Each line of the listing that includes the string "JSON" is to be identified and copied.

→ **Data provided**
━━━━

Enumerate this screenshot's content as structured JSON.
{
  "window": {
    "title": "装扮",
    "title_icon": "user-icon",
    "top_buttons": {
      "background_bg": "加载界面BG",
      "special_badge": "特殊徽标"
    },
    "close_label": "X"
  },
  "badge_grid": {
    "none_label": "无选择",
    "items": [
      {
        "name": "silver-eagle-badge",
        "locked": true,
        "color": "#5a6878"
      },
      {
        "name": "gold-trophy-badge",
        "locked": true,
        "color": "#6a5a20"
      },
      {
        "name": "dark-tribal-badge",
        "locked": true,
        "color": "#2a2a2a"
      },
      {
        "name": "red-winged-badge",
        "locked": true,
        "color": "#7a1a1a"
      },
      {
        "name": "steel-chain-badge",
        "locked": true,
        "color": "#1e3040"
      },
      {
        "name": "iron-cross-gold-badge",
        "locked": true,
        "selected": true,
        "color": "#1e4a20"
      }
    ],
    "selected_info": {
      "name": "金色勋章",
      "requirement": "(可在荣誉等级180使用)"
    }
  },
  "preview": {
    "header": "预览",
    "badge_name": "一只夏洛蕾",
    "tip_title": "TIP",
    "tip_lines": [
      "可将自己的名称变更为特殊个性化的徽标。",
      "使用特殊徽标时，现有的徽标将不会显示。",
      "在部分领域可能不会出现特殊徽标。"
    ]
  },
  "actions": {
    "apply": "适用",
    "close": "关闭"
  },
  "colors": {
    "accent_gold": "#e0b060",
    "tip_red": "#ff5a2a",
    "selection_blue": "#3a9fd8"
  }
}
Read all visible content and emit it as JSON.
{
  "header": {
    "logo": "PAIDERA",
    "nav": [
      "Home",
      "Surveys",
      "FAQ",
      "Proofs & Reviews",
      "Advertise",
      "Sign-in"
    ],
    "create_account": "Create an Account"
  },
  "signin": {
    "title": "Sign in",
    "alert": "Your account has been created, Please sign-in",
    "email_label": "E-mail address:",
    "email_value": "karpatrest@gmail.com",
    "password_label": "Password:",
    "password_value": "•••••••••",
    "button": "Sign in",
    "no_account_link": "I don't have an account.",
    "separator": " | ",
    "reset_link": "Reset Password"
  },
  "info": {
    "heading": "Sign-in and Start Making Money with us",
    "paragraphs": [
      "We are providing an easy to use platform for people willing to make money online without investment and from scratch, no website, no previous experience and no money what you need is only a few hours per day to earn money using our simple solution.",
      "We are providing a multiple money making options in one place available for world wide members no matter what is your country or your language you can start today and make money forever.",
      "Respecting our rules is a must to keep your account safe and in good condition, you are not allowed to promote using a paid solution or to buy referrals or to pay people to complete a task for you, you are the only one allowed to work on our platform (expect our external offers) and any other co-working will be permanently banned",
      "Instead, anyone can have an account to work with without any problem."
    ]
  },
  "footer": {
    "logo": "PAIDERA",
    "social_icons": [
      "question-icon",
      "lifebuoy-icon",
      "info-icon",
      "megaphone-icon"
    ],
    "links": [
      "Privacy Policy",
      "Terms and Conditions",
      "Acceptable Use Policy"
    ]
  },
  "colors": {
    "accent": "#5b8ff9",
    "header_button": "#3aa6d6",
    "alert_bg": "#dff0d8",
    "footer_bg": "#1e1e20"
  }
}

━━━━

→ **Your response**
Enumerate this screenshot's content as structured JSON.
Read all visible content and emit it as JSON.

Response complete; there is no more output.